* [AIM OF THE TASK]: Every line of the entries that holds the word "Site" is to be copied.

----- SUPPLIED ENTRIES -----

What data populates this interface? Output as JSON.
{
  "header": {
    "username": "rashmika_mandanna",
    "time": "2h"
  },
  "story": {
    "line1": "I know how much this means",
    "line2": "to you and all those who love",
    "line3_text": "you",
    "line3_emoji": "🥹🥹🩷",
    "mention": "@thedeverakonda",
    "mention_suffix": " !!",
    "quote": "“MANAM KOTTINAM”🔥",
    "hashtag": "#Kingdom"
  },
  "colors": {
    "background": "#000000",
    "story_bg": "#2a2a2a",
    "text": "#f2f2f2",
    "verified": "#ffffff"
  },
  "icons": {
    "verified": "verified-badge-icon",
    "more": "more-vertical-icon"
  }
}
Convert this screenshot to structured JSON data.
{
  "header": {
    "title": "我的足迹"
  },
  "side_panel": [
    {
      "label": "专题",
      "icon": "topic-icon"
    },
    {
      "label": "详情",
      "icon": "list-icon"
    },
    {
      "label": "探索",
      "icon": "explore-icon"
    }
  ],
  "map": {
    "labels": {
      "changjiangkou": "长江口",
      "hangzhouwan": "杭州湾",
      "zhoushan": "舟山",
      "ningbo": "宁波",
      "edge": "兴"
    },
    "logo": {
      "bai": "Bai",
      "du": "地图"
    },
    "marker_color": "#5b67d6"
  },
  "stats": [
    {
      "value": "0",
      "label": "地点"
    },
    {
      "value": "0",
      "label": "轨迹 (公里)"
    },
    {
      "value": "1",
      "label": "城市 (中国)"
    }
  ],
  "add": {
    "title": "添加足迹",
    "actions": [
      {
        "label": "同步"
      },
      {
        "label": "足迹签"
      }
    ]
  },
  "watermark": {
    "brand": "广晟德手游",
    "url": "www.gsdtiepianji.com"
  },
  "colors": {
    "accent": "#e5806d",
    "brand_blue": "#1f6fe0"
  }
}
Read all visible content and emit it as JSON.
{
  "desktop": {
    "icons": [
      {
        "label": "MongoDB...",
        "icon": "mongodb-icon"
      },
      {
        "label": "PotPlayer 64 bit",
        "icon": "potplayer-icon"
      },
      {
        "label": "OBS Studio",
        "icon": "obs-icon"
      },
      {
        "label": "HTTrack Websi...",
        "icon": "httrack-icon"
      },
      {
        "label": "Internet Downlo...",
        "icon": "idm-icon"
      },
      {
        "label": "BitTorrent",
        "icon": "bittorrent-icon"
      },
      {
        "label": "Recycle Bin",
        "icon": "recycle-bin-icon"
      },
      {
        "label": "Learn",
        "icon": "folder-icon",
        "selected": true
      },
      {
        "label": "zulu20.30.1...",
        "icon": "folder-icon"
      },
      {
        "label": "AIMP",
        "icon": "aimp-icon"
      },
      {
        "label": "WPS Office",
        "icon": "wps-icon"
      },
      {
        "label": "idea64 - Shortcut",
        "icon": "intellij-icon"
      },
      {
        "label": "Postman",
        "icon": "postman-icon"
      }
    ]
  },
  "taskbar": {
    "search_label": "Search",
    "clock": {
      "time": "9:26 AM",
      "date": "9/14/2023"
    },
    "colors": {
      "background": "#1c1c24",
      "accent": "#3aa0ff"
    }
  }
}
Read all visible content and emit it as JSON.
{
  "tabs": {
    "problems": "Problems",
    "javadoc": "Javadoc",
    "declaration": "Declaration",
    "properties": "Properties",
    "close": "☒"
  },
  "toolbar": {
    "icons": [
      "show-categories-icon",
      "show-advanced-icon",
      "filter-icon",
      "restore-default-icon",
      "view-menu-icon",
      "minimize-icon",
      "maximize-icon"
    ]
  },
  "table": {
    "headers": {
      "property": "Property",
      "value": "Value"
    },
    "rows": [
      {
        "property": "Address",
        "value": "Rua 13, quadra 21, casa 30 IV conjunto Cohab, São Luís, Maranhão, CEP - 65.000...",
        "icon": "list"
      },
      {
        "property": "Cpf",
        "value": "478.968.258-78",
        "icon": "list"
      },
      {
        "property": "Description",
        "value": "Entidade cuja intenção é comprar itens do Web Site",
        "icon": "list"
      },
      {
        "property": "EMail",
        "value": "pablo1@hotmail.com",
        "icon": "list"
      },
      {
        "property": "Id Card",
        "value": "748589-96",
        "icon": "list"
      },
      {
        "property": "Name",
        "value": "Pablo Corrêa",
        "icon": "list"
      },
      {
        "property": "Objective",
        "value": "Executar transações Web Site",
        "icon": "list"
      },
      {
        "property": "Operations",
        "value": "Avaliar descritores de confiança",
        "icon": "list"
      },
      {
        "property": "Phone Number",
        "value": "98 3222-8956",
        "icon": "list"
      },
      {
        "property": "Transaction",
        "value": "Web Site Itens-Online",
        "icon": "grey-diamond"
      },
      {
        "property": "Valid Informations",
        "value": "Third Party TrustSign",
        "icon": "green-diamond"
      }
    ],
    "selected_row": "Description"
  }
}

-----

* [TASK RESPONSE]:
        "value": "Entidade cuja intenção é comprar itens do Web Site",
        "value": "Executar transações Web Site",
        "value": "Web Site Itens-Online",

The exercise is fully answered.